Ambassador Pyatt’s Remarks at a Reception in Honor of the American Farm School and Aliki Perrotis

Ambassador and Mrs. Pyatt welcome Mrs. Aliki Perrotis at the Residence (State Department Photo)

April 10, 2017, 7:00 pm

Ambassador’s Residence

As delivered

 Let me first of all say what a pleasure it is for Mary and I to welcome all of you here to our home this evening.  This is a very special event for us in view of what you all know is a very strong relationship between President Kanellis, the American Farm School and the U.S. Embassy.  But tonight, I have an opportunity to show the U.S. government’s great appreciation for this partnership.

This is, in many ways, the opening event of what I expect to be three months of activity through which the Embassy and our wonderful Consul General in Thessaloniki will mark the 70th anniversary of the Marshall Plan and the very strong relationship that the United States has maintained with the people of Greece, including Northern Greece.

I did some homework, I was telling Panos, the first time we met he gave me my homework, which was the history of the school. And as I was reading that history, I realized that, in so many ways, the history of the American Farm School is the history of Modern Greece. They are woven together inexorably.

And so this has been an institution—the Farm School has been an institution—which has set the standard for American excellence, has provided exceptional educational opportunities to generations upon generations of Greek and foreign students, including many national leaders, but also underserved rural children.

It is truly an institution that represents the best of America, and our longstanding partnership with the people of Greece.

The Farm School is also leading the way in agricultural entrepreneurship. They have introduced and continue to promote the virtues, for instance, of pasteurized milk and omega-3 eggs here in Greece – and that is an achievement for which I know they are still remembered.

One of my top priorities as American Ambassador is to cultivate Greek entrepreneurship and innovation, so I’m very encouraged to see a great American institution, like the Farm School, breaking new ground in this field.

I also enjoy seeing strong, institutional participation with U.S. counterparts, including my own Alma Mater the University of California, so that’s an added bonus.

The American Farm School continues to play a vital role in the economic development of Greece, as agro-tourism and agricultural entrepreneurship are a natural fit for a country with vast natural resources, and is clearly an area for additional growth, as I was reminded by meeting this evening with several of you who have successful agro-export companies that are selling goods all over the world, including to the United States.

One of our newest institutional partnerships and areas of collaboration is our upcoming work with the Farm School to offer scholarships to qualified refugee students to study at the school for one year.

Through this initiative, the American Farm School will provide knowledge and skills to young people who arrived in Greece under the most dire circumstances and show them a path to a better future.

And tonight, I am doubly pleased, because in addition to recognizing the American partnership with the Farm School, we are also here to recognize Ms. Aliki Perrotis and the Farm School community.
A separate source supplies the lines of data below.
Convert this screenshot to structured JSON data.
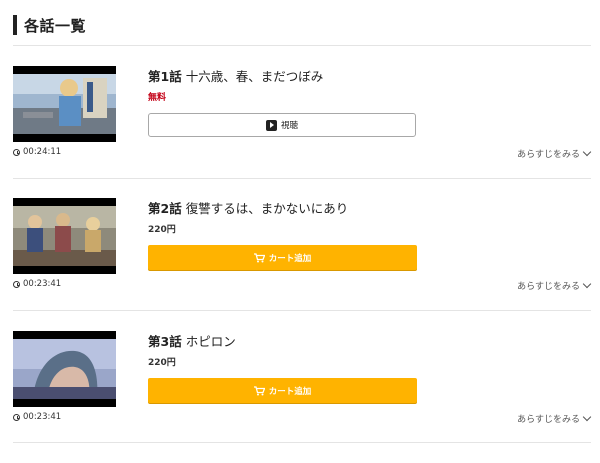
{
  "section_title": "各話一覧",
  "episodes": [
    {
      "number": "第1話",
      "title": "十六歳、春、まだつぼみ",
      "price": "無料",
      "duration": "00:24:11",
      "button_label": "視聴",
      "button_type": "watch",
      "synopsis_label": "あらすじをみる"
    },
    {
      "number": "第2話",
      "title": "復讐するは、まかないにあり",
      "price": "220円",
      "duration": "00:23:41",
      "button_label": "カート追加",
      "button_type": "cart",
      "synopsis_label": "あらすじをみる"
    },
    {
      "number": "第3話",
      "title": "ホピロン",
      "price": "220円",
      "duration": "00:23:41",
      "button_label": "カート追加",
      "button_type": "cart",
      "synopsis_label": "あらすじをみる"
    }
  ],
  "colors": {
    "cart_button": "#ffb300",
    "free_price": "#c40016"
  }
}
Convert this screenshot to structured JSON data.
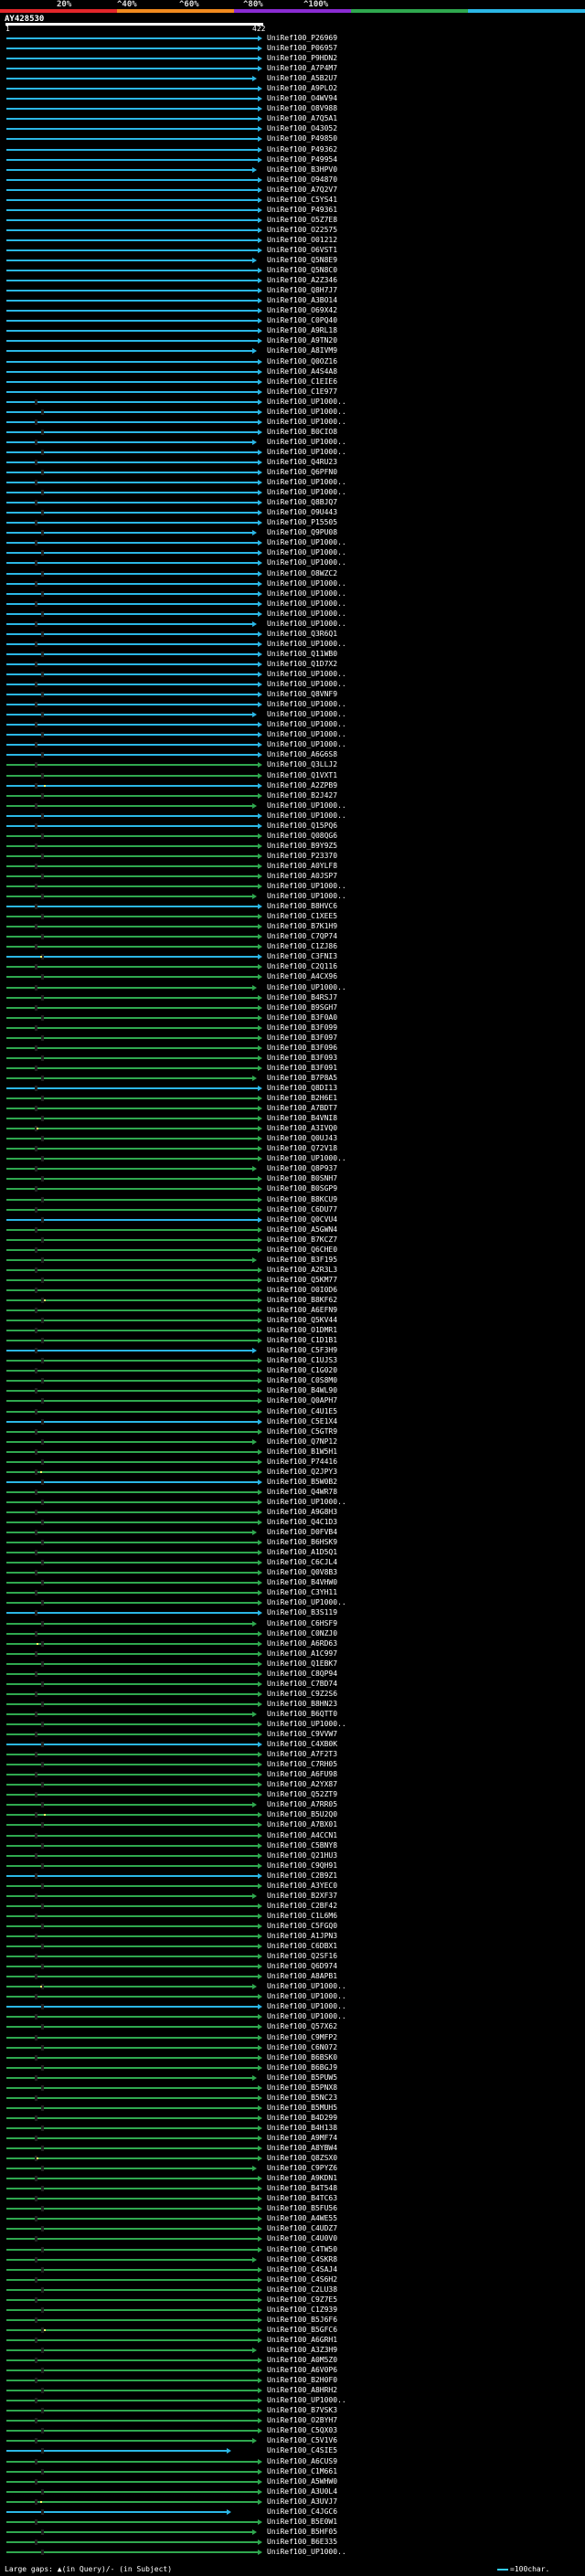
{
  "legend": {
    "labels": [
      "20%",
      "^40%",
      "^60%",
      "^80%",
      "^100%"
    ],
    "colors": [
      "#e3262a",
      "#f28a1e",
      "#8a2bd2",
      "#2fa84f",
      "#2bb7e6"
    ]
  },
  "query": {
    "name": "AY428530",
    "start": "1",
    "end": "422"
  },
  "footer": {
    "gaps_text": "Large gaps: ▲(in Query)/- (in Subject)",
    "scale_text": "=100char."
  },
  "hits": [
    "UniRef100_P26969",
    "UniRef100_P06957",
    "UniRef100_P9HDN2",
    "UniRef100_A7P4M7",
    "UniRef100_A5B2U7",
    "UniRef100_A9PLO2",
    "UniRef100_O4WV94",
    "UniRef100_O8V988",
    "UniRef100_A7Q5A1",
    "UniRef100_O43052",
    "UniRef100_P49850",
    "UniRef100_P49362",
    "UniRef100_P49954",
    "UniRef100_B3HPV0",
    "UniRef100_O94870",
    "UniRef100_A7Q2V7",
    "UniRef100_C5YS41",
    "UniRef100_P49361",
    "UniRef100_O5Z7E8",
    "UniRef100_O22575",
    "UniRef100_O01212",
    "UniRef100_O6VST1",
    "UniRef100_Q5N8E9",
    "UniRef100_Q5N8C0",
    "UniRef100_A2Z346",
    "UniRef100_Q8H7J7",
    "UniRef100_A3BO14",
    "UniRef100_O69X42",
    "UniRef100_C0PQ40",
    "UniRef100_A9RL18",
    "UniRef100_A9TN20",
    "UniRef100_A8IVM9",
    "UniRef100_Q0OZ16",
    "UniRef100_A4S4A8",
    "UniRef100_C1EIE6",
    "UniRef100_C1E977",
    "UniRef100_UP1000..",
    "UniRef100_UP1000..",
    "UniRef100_UP1000..",
    "UniRef100_B0CIO8",
    "UniRef100_UP1000..",
    "UniRef100_UP1000..",
    "UniRef100_Q4RU23",
    "UniRef100_Q6PFN0",
    "UniRef100_UP1000..",
    "UniRef100_UP1000..",
    "UniRef100_Q8BJQ7",
    "UniRef100_O9U443",
    "UniRef100_P15505",
    "UniRef100_Q9PU08",
    "UniRef100_UP1000..",
    "UniRef100_UP1000..",
    "UniRef100_UP1000..",
    "UniRef100_O8WZC2",
    "UniRef100_UP1000..",
    "UniRef100_UP1000..",
    "UniRef100_UP1000..",
    "UniRef100_UP1000..",
    "UniRef100_UP1000..",
    "UniRef100_Q3R6Q1",
    "UniRef100_UP1000..",
    "UniRef100_Q11WB0",
    "UniRef100_Q1D7X2",
    "UniRef100_UP1000..",
    "UniRef100_UP1000..",
    "UniRef100_Q8VNF9",
    "UniRef100_UP1000..",
    "UniRef100_UP1000..",
    "UniRef100_UP1000..",
    "UniRef100_UP1000..",
    "UniRef100_UP1000..",
    "UniRef100_A6G6S8",
    "UniRef100_Q3LLJ2",
    "UniRef100_Q1VXT1",
    "UniRef100_A2ZPB9",
    "UniRef100_B2J427",
    "UniRef100_UP1000..",
    "UniRef100_UP1000..",
    "UniRef100_Q15PQ6",
    "UniRef100_Q08QG6",
    "UniRef100_B9Y9Z5",
    "UniRef100_P23370",
    "UniRef100_A0YLF8",
    "UniRef100_A0JSP7",
    "UniRef100_UP1000..",
    "UniRef100_UP1000..",
    "UniRef100_B8HVC6",
    "UniRef100_C1XEE5",
    "UniRef100_B7K1H9",
    "UniRef100_C7QP74",
    "UniRef100_C1ZJ86",
    "UniRef100_C3FNI3",
    "UniRef100_C2Q116",
    "UniRef100_A4CX96",
    "UniRef100_UP1000..",
    "UniRef100_B4RSJ7",
    "UniRef100_B9SGH7",
    "UniRef100_B3F0A0",
    "UniRef100_B3F099",
    "UniRef100_B3F097",
    "UniRef100_B3F096",
    "UniRef100_B3F093",
    "UniRef100_B3F091",
    "UniRef100_B7P8A5",
    "UniRef100_Q8DI13",
    "UniRef100_B2H6E1",
    "UniRef100_A7BDT7",
    "UniRef100_B4VNI8",
    "UniRef100_A3IVQ0",
    "UniRef100_Q0UJ43",
    "UniRef100_Q72V18",
    "UniRef100_UP1000..",
    "UniRef100_Q8P937",
    "UniRef100_B0SNH7",
    "UniRef100_B0SGP9",
    "UniRef100_B8KCU9",
    "UniRef100_C6DU77",
    "UniRef100_Q0CVU4",
    "UniRef100_A5GWN4",
    "UniRef100_B7KCZ7",
    "UniRef100_Q6CHE0",
    "UniRef100_B3F195",
    "UniRef100_A2R3L3",
    "UniRef100_Q5KM77",
    "UniRef100_O0I0D6",
    "UniRef100_B8KF62",
    "UniRef100_A6EFN9",
    "UniRef100_Q5KV44",
    "UniRef100_O1DMR1",
    "UniRef100_C1D1B1",
    "UniRef100_C5F3H9",
    "UniRef100_C1UJS3",
    "UniRef100_C1G020",
    "UniRef100_C0S8M0",
    "UniRef100_B4WL90",
    "UniRef100_Q0APH7",
    "UniRef100_C4U1E5",
    "UniRef100_C5E1X4",
    "UniRef100_C5GTR9",
    "UniRef100_Q7NP12",
    "UniRef100_B1W5H1",
    "UniRef100_P74416",
    "UniRef100_Q2JPY3",
    "UniRef100_B5W0B2",
    "UniRef100_Q4WR78",
    "UniRef100_UP1000..",
    "UniRef100_A9G8H3",
    "UniRef100_Q4C1D3",
    "UniRef100_D0FVB4",
    "UniRef100_B6HSK9",
    "UniRef100_A1D5Q1",
    "UniRef100_C6CJL4",
    "UniRef100_Q0V8B3",
    "UniRef100_B4VHW0",
    "UniRef100_C3YH11",
    "UniRef100_UP1000..",
    "UniRef100_B3S119",
    "UniRef100_C6HSF9",
    "UniRef100_C0NZJ0",
    "UniRef100_A6RD63",
    "UniRef100_A1C997",
    "UniRef100_Q1EBK7",
    "UniRef100_C8QP94",
    "UniRef100_C7BD74",
    "UniRef100_C9Z2S6",
    "UniRef100_B8HN23",
    "UniRef100_B6QTT0",
    "UniRef100_UP1000..",
    "UniRef100_C9VVW7",
    "UniRef100_C4XB0K",
    "UniRef100_A7F2T3",
    "UniRef100_C7RH05",
    "UniRef100_A6FU98",
    "UniRef100_A2YX87",
    "UniRef100_Q52ZT9",
    "UniRef100_A7RR05",
    "UniRef100_B5U2Q0",
    "UniRef100_A7BX01",
    "UniRef100_A4CCN1",
    "UniRef100_C5BNY8",
    "UniRef100_Q21HU3",
    "UniRef100_C9QH91",
    "UniRef100_C2B9Z1",
    "UniRef100_A3YEC0",
    "UniRef100_B2XF37",
    "UniRef100_C2BF42",
    "UniRef100_C1L6M6",
    "UniRef100_C5FGQ0",
    "UniRef100_A1JPN3",
    "UniRef100_C6DBX1",
    "UniRef100_Q2SF16",
    "UniRef100_Q6D974",
    "UniRef100_A8APB1",
    "UniRef100_UP1000..",
    "UniRef100_UP1000..",
    "UniRef100_UP1000..",
    "UniRef100_UP1000..",
    "UniRef100_Q57X62",
    "UniRef100_C9MFP2",
    "UniRef100_C6N072",
    "UniRef100_B6BSK0",
    "UniRef100_B6BGJ9",
    "UniRef100_B5PUW5",
    "UniRef100_B5PNX8",
    "UniRef100_B5NC23",
    "UniRef100_B5MUH5",
    "UniRef100_B4D299",
    "UniRef100_B4H138",
    "UniRef100_A9MF74",
    "UniRef100_A8YBW4",
    "UniRef100_Q8ZSX0",
    "UniRef100_C9PYZ6",
    "UniRef100_A9KDN1",
    "UniRef100_B4T548",
    "UniRef100_B4TC63",
    "UniRef100_B5FU56",
    "UniRef100_A4WE55",
    "UniRef100_C4UDZ7",
    "UniRef100_C4U0V0",
    "UniRef100_C4TW50",
    "UniRef100_C4SKR8",
    "UniRef100_C4SAJ4",
    "UniRef100_C4S6H2",
    "UniRef100_C2LU38",
    "UniRef100_C9Z7E5",
    "UniRef100_C1Z939",
    "UniRef100_B5J6F6",
    "UniRef100_B5GFC6",
    "UniRef100_A6GRH1",
    "UniRef100_A3Z3H9",
    "UniRef100_A0M5Z0",
    "UniRef100_A6V0P6",
    "UniRef100_B2H0F0",
    "UniRef100_A8HRH2",
    "UniRef100_UP1000..",
    "UniRef100_B7VSK3",
    "UniRef100_O2BYH7",
    "UniRef100_C5QX03",
    "UniRef100_C5V1V6",
    "UniRef100_C4SIE5",
    "UniRef100_A6CUS9",
    "UniRef100_C1M661",
    "UniRef100_A5WHW0",
    "UniRef100_A3U0L4",
    "UniRef100_A3UVJ7",
    "UniRef100_C4JGC6",
    "UniRef100_B5E0W1",
    "UniRef100_B5HF05",
    "UniRef100_B6E335",
    "UniRef100_UP1000.."
  ]
}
The new Perroti Educational Center at the Farm School is under construction now and will be a superb resource for Master’s students from the College of Agriculture, Environment & Life Sciences.

Ms. Perrotis, we’re honored to welcome you to our home here this evening and congratulate you on receiving the prestigious Prix Galien award in recognition of your contributions to health, medicine, and education, which Mary and I were honored to be able to attend last week.

We are particularly grateful for all you have given to the American Farm School, which serves a tangible representation of our strong bilateral relationship.

In this regard, I should also note that when I was doing my homework, I was looking through the book, and I discovered a photograph from October 2001 at the inauguration of the Perrotis Library.  And I have to say, you haven’t changed a bit since that day!

But in many ways, you exemplify the best of the Greek and American Diaspora community and all that can be accomplished through dedicated service.

The people-to-people ties between Greece and the United States are the foundation of our strong bilateral relationship.

And the selfless contributions and dedication of Greek-American philanthropists, like you, further cements the relationship between our countries.

So thank you for joining us, I hope everybody enjoys the evening, and I’d like to offer a quick toast. By the way, for those of you who were not aware, the red wine this evening actually comes from the Farm School, from the vines there on campus, and the white wine comes from… one of your trustees, Christos Zafeirakis. Yes.

So I hope everybody enjoys, and I’d like to raise a quick toast to the American Farm School, and the partnership between the people of America and Greece.  Στην υγειά σας!